As unusual as it may sound to look for an excuse to abort the trip, one of the more dangerous aspects of flying is a condition known as “get-there-itis.” This condition affects pilots who are so focused on achieving the end result, that they miss subtle nuances that should have prevented their departure in the first place. I didn’t like the wind, but it would be manageable, albeit annoying. Besides, waiting would actually exacerbate the situation. The forecast for Cape Girardeau included deteriorating conditions, whereas conditions along our route were expected to improve.
By now, Paul had climbed aboard and was situating himself in the passenger seat with the safety harness. I peered into the pilot’s seat to verify that the magneto switch was turned off. I returned to the front of the airplane and palmed the propeller. Gingerly, I pulled the engine through several revolutions to clear the cylinders of any pooled oil. I say gingerly, because imagine hand-starting a lawnmower by turning the blades with your hands. You would do it gingerly too.
No oil came out of the exhaust stack. Each cylinder held compression, which I felt through each turn of the propeller. Satisfied, I climbed onto the wing and slid into the pilot’s seat.
“You good back there, DEWD?” I asked Paul, emphasizing the word to suit our own dialogue.
“Yee-ap!” He responded in true form.
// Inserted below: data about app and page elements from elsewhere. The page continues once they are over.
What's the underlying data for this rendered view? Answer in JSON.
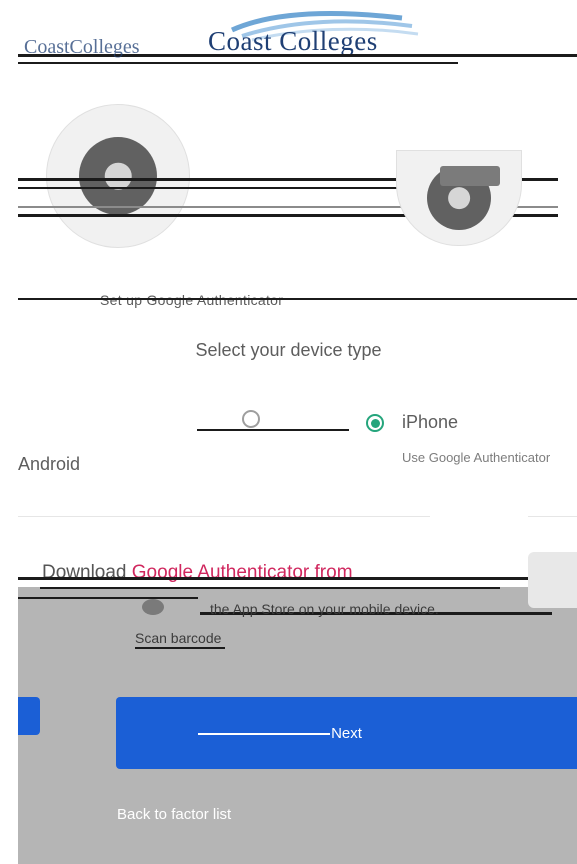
{
  "header": {
    "logo_text": "Coast Colleges",
    "ghost_logo_text": "CoastColleges"
  },
  "setup": {
    "instruction_scribble": "Set up Google Authenticator",
    "device_prompt": "Select your device type",
    "options": [
      {
        "label": "iPhone",
        "checked": true
      },
      {
        "label": "Android",
        "checked": false
      }
    ],
    "small_note": "Use Google Authenticator",
    "download_prefix": "Download ",
    "download_link": "Google Authenticator from",
    "download_caption": "the App Store on your mobile device.",
    "scan_caption": "Scan barcode"
  },
  "actions": {
    "next_label": "Next",
    "back_label": "Back to factor list"
  },
  "colors": {
    "accent_green": "#25a57c",
    "link_pink": "#d0275e",
    "button_blue": "#1b5fd6"
  }
}
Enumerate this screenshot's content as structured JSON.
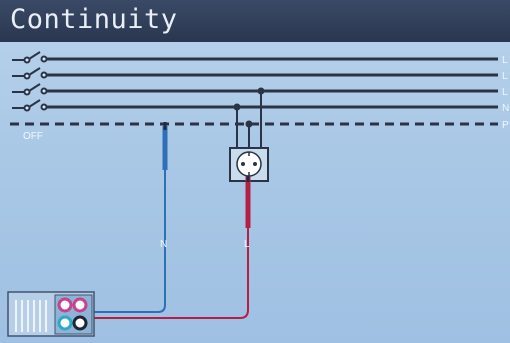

I clicked on the master switch. A jolt shot through the PT’s electrical system, indicating power. I flipped the magneto switch to “Left”, because you never start a Ranger on the right magneto (that’s not a metaphor, that’s actually a crucial detail). I moved the fuel mixture lever to full rich. Three full pumps with the throttle, and then cracked open one-eighths of an inch. My right index finger moved to the starter button. My toes put pressure on the brake pedals. I yelled out, “Clear!” to warn anyone who may have moved to the front of the plane. My left hand gripped the wobble pump, and I eyed the fuel pressure gauge as I pumped pressure into the fuel system.
My right finger pressed the starter button. Ahead of my position and forward of the firewall, the milk jug-sized starter motor ground to life, contacting the crankshaft and turning the engine. Forward yet, the propeller windmilled through two rotations.
A cylinder popped, another fired, and I disengaged the starter motor while quickly flipping the magneto switch to “Both”. With all 12 spark plugs firing, each cylinder caught, and a puffy blue exhaust cloud ejected itself to the rear of the airplane in a similar manner to which someone passes gas first thing in the morning when they arise. The Ranger engine roared to life.
I scanned the engine gauges and turned on the transponder and radio. Paul and I established communication through our headsets over the idle roar of the Ranger.
I performed one more scan, looking once again for a reason to abort the trip. The airplane gave me none. My consciousness welled as I realized this was it – we were literally about to fly ourselves to a military base in Corpus Christi, Texas. Time to make hay, sunshine or not.
To be continued…